*** Opening DATA IN THIS EXERCISE ***

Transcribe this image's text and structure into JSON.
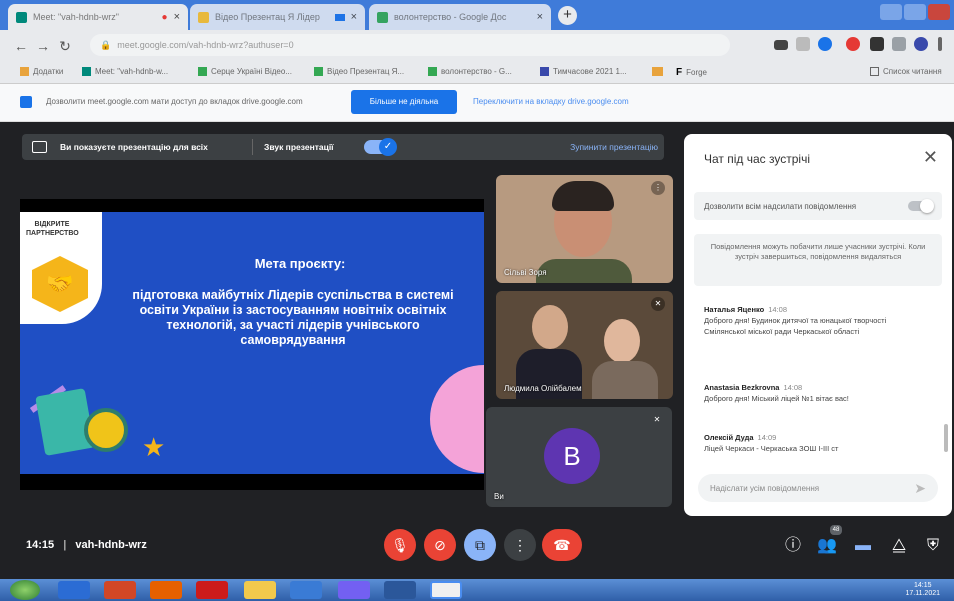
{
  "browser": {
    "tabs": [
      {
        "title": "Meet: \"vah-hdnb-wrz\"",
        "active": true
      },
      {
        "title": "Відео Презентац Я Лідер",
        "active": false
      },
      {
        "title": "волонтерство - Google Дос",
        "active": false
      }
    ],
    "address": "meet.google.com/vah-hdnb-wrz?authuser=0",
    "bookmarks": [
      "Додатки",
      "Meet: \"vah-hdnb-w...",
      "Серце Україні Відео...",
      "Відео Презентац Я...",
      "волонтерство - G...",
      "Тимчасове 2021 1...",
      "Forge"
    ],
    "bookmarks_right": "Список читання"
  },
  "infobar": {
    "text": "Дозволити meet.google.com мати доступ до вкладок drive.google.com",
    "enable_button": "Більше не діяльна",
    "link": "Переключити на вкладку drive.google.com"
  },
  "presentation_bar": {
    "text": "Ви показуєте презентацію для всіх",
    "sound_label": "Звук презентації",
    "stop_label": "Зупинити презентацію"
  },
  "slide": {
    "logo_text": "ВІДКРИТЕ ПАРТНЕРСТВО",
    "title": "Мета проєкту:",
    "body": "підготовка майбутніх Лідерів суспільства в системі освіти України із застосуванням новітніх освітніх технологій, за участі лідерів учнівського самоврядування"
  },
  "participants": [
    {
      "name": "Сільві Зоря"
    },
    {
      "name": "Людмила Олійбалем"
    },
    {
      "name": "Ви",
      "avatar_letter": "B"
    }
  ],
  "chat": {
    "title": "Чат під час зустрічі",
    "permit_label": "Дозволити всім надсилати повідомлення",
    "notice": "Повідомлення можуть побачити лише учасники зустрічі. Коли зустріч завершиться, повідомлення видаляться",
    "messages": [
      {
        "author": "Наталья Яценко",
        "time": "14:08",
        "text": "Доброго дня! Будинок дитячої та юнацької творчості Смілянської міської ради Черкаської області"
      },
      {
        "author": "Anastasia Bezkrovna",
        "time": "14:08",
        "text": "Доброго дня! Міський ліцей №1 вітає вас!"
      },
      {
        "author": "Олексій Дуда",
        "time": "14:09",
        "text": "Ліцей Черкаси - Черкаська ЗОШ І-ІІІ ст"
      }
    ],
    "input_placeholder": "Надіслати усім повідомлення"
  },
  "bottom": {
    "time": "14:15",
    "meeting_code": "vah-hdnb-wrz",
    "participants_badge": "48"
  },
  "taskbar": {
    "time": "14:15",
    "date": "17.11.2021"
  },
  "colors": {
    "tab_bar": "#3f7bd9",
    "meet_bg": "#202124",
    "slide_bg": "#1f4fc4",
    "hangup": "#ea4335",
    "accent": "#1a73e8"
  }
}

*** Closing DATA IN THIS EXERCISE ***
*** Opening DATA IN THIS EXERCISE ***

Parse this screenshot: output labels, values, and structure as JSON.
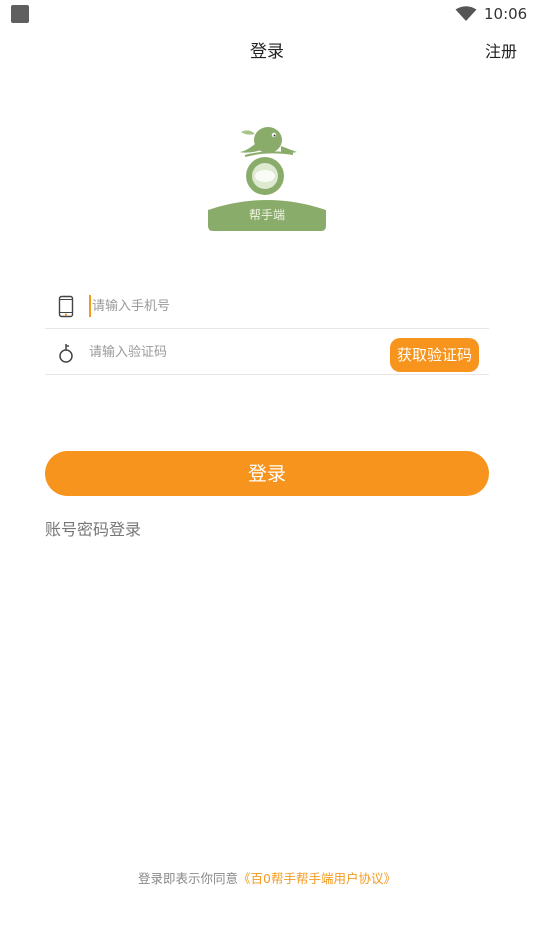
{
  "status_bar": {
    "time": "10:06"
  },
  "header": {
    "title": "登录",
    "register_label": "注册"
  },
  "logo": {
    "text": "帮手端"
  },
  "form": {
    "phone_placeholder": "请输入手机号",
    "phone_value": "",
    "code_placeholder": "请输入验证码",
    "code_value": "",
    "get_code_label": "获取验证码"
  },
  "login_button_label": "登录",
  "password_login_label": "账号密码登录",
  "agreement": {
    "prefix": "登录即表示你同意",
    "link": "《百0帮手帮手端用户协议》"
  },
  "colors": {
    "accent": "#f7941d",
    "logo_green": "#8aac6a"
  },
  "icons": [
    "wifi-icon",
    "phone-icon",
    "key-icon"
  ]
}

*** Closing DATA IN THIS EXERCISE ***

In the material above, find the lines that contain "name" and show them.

• REPLY
      "name": "Сільві Зоря"
      "name": "Людмила Олійбалем"
      "name": "Ви",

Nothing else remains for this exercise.